[Raw data]

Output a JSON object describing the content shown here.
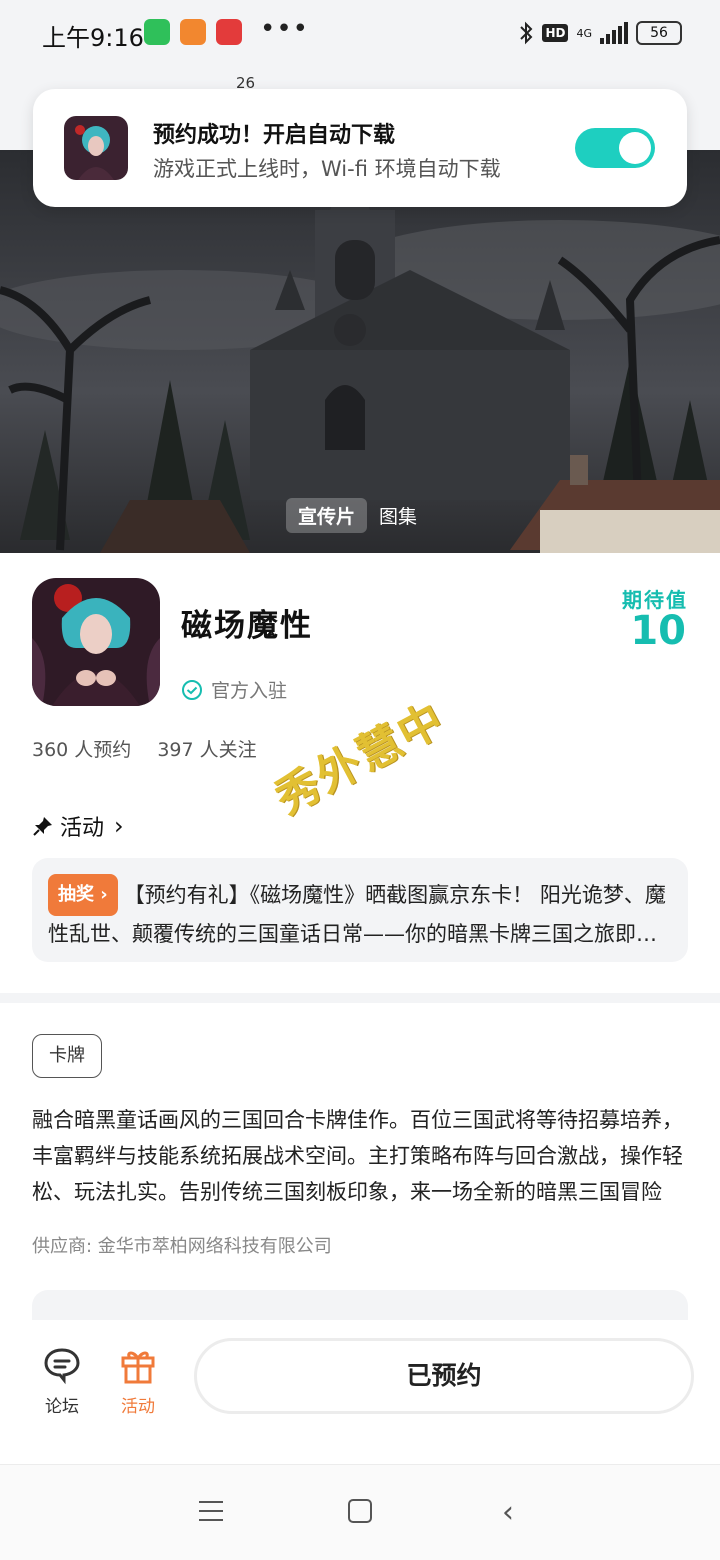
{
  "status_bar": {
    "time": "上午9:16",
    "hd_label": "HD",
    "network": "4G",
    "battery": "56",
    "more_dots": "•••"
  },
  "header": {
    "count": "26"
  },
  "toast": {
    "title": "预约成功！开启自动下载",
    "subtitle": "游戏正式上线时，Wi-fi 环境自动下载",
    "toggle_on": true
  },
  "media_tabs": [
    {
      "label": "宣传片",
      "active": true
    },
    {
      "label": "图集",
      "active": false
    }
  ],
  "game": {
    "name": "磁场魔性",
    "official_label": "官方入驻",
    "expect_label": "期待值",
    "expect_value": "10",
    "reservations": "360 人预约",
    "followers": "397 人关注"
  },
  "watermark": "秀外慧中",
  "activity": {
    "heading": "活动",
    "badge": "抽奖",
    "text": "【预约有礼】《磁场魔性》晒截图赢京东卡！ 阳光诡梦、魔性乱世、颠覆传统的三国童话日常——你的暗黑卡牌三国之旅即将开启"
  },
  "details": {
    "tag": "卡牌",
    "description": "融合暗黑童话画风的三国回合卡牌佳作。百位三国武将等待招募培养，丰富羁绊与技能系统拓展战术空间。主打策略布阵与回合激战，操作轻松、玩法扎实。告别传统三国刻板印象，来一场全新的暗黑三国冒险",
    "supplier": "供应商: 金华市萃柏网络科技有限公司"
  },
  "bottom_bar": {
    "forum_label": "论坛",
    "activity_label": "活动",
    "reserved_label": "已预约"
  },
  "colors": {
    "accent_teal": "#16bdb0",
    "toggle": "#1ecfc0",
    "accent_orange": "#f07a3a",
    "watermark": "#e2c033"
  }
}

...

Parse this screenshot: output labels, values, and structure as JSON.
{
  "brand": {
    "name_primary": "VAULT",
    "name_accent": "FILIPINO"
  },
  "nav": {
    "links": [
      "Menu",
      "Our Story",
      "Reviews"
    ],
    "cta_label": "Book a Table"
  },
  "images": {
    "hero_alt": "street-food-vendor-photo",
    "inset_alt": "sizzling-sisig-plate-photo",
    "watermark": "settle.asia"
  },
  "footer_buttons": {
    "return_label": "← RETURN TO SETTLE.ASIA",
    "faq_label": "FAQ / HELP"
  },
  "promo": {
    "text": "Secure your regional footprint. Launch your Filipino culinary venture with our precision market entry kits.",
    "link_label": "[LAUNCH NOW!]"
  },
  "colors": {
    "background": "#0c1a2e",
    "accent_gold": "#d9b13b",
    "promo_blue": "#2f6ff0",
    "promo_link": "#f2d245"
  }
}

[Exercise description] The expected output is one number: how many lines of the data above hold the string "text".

[Solution to this exercise] 2